In three frenetic days of diplomacy this week, President Barack Obama openly sided with the United Nations Security Council against Israeli Prime Minister Benjamin Netanyahu. And the fallout for U.S.-Israel relations, and the future of the Middle East peace process, could be profound, said current and former U.S. officials.
Resolutions at the U.N. concerning the Israeli settlement issue had been circulating for around a year, according to U.S. and Arab diplomats. Obama administration officials said their plans on Mideast peace, however, were complicated by the U.S. presidential elections. The White House didn’t want to undermine the Democratic nominee, Hillary Clinton, who is viewed as a strong supporter of Israel.
Israel’s government became increasingly convinced Mr. Obama might take action after Donald Trump’s surprise victory. Israeli officials have described the time before the president elect’s Jan. 20 inauguration as the “kill zone,” when the Obama administration could take steps that would be difficult to reverse.
Israeli officials said they were spooked by a Dec. 4 speech Secretary of State John Kerry gave in Washington in which he sharply criticized Mr. Netanyahu’s settlement policy. Mr. Kerry then held meetings with the Palestinians’ lead negotiator, Saeb Erekat, on Dec. 12 at the State Department to discuss the peace process.
A senior Israeli official said its government got wind that Mr. Kerry conveyed to the Palestinian diplomat at that meeting that the U.S. was likely to abstain on the U.N. resolution. “Kerry was colluding with the Palestinians to put the resolution in motion,” said the Israeli official.
Obama administration officials denied “previewing” the U.S. vote to anyone.
As early as October, Palestinian diplomats at the U.N. began assessing prospects for a Security Council resolution.
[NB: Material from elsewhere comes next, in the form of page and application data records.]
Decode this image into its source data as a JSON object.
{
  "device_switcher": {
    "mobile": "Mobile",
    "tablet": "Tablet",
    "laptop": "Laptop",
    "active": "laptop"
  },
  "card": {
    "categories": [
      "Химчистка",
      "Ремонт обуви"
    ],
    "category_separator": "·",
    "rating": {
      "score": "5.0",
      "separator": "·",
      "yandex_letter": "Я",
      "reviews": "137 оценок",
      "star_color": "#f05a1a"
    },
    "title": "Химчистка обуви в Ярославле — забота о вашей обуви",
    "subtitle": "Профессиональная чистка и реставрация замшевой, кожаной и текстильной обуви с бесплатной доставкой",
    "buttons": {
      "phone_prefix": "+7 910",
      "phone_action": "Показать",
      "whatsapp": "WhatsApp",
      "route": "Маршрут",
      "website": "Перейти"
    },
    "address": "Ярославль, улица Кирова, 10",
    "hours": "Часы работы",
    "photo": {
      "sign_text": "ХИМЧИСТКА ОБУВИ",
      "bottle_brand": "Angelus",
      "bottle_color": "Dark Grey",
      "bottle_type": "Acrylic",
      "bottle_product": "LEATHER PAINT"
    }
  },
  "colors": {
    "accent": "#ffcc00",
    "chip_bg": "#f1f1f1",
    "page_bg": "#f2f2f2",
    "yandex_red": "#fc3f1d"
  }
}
They drafted two resolutions: one that would condemn Israel’s rapid expansion of settlements in disputed territories of West Bank and East Jerusalem, and another that would recognize Palestine as a state at the U.N. Read the rest of this entry »
Mona Charen writes: Consistent with the Obama Administration’s first term bullying of Israel, Secretary of State John Kerry has been issuing veiled threats in the past few days, including this invitation to Palestinian violence. This is not moral equivalence, this is adopting the Arafat-style of “negotiation,” namely, do as I say or I will launch terror again.
Further, Kerry has been repeating the false Palestinian contention that Israel’s settlements are “illegitimate.” Here is an open letter to Kerry from a former Israeli diplomat:
Dear Secretary Kerry,
After listening to you declare repeatedly over the past weeks that “Israel’s settlements are illegitimate”, I respectfully wish to state, unequivocally, that you are mistaken and ill advised, both in law and in fact.
Pursuant to the “Oslo Accords”, and specifically the Israel-Palestinian Interim Agreement (1995), the “issue of settlements” is one of subjects to be negotiated in the permanent status negotiations. President Bill Clinton on behalf of the US, is signatory as witness to that agreement, together with the leaders of the EU, Russia, Egypt, Jordan and Norway.
Your statements serve to not only to prejudge this negotiating issue, but also to undermine the integrity of that agreement, as well as the very negotiations that you so enthusiastically advocate.